**Exercise goal**
Make an exact copy of all the entries, but do not reproduce the pictures.

**Recorded data**
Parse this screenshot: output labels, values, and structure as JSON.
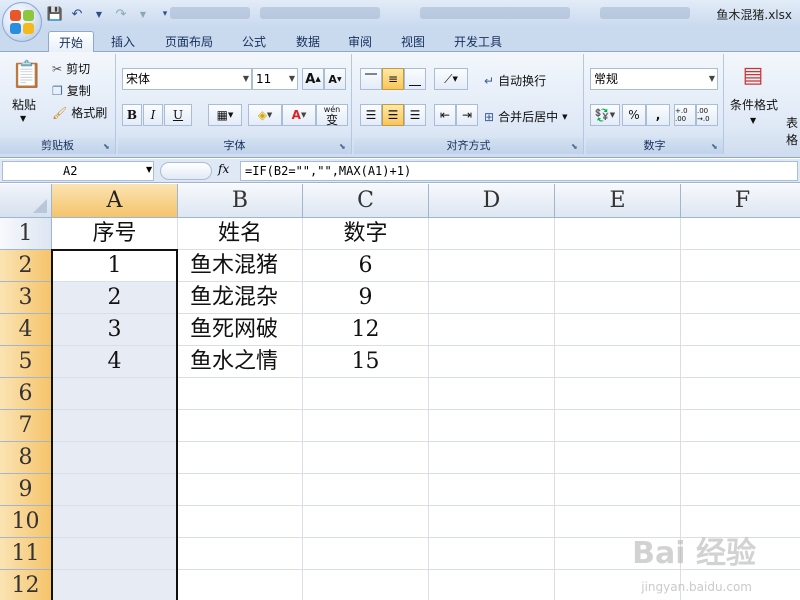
{
  "window": {
    "title": "鱼木混猪.xlsx"
  },
  "tabs": [
    "开始",
    "插入",
    "页面布局",
    "公式",
    "数据",
    "审阅",
    "视图",
    "开发工具"
  ],
  "clipboard": {
    "paste": "粘贴",
    "cut": "剪切",
    "copy": "复制",
    "format_painter": "格式刷",
    "label": "剪贴板"
  },
  "font": {
    "name": "宋体",
    "size": "11",
    "bold": "B",
    "italic": "I",
    "underline": "U",
    "wen": "wén",
    "wen_char": "变",
    "label": "字体"
  },
  "alignment": {
    "wrap_text": "自动换行",
    "merge_center": "合并后居中",
    "label": "对齐方式"
  },
  "number": {
    "format": "常规",
    "percent": "%",
    "comma": ",",
    "inc_decimal": "+.0 .00",
    "dec_decimal": ".00 →.0",
    "label": "数字"
  },
  "styles": {
    "conditional_format": "条件格式",
    "table_partial": "表格"
  },
  "formula_bar": {
    "name_box": "A2",
    "fx": "fx",
    "formula": "=IF(B2=\"\",\"\",MAX(A1)+1)"
  },
  "columns": [
    "A",
    "B",
    "C",
    "D",
    "E",
    "F"
  ],
  "rows": [
    "1",
    "2",
    "3",
    "4",
    "5",
    "6",
    "7",
    "8",
    "9",
    "10",
    "11",
    "12"
  ],
  "table": {
    "headers": [
      "序号",
      "姓名",
      "数字"
    ],
    "data": [
      [
        "1",
        "鱼木混猪",
        "6"
      ],
      [
        "2",
        "鱼龙混杂",
        "9"
      ],
      [
        "3",
        "鱼死网破",
        "12"
      ],
      [
        "4",
        "鱼水之情",
        "15"
      ]
    ]
  },
  "watermark": {
    "main": "Bai 经验",
    "sub": "jingyan.baidu.com"
  },
  "colors": {
    "selected_header": "#f5c46a",
    "selection_fill": "#e6ebf4",
    "ribbon_bg": "#dfe9f6"
  }
}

**Task response**
Parse this screenshot: output labels, values, and structure as JSON.
{
  "window": {
    "title": "鱼木混猪.xlsx"
  },
  "tabs": [
    "开始",
    "插入",
    "页面布局",
    "公式",
    "数据",
    "审阅",
    "视图",
    "开发工具"
  ],
  "clipboard": {
    "paste": "粘贴",
    "cut": "剪切",
    "copy": "复制",
    "format_painter": "格式刷",
    "label": "剪贴板"
  },
  "font": {
    "name": "宋体",
    "size": "11",
    "bold": "B",
    "italic": "I",
    "underline": "U",
    "wen": "wén",
    "wen_char": "变",
    "label": "字体"
  },
  "alignment": {
    "wrap_text": "自动换行",
    "merge_center": "合并后居中",
    "label": "对齐方式"
  },
  "number": {
    "format": "常规",
    "percent": "%",
    "comma": ",",
    "inc_decimal": "+.0 .00",
    "dec_decimal": ".00 →.0",
    "label": "数字"
  },
  "styles": {
    "conditional_format": "条件格式",
    "table_partial": "表格"
  },
  "formula_bar": {
    "name_box": "A2",
    "fx": "fx",
    "formula": "=IF(B2=\"\",\"\",MAX(A1)+1)"
  },
  "columns": [
    "A",
    "B",
    "C",
    "D",
    "E",
    "F"
  ],
  "rows": [
    "1",
    "2",
    "3",
    "4",
    "5",
    "6",
    "7",
    "8",
    "9",
    "10",
    "11",
    "12"
  ],
  "table": {
    "headers": [
      "序号",
      "姓名",
      "数字"
    ],
    "data": [
      [
        "1",
        "鱼木混猪",
        "6"
      ],
      [
        "2",
        "鱼龙混杂",
        "9"
      ],
      [
        "3",
        "鱼死网破",
        "12"
      ],
      [
        "4",
        "鱼水之情",
        "15"
      ]
    ]
  },
  "watermark": {
    "main": "Bai 经验",
    "sub": "jingyan.baidu.com"
  },
  "colors": {
    "selected_header": "#f5c46a",
    "selection_fill": "#e6ebf4",
    "ribbon_bg": "#dfe9f6"
  }
}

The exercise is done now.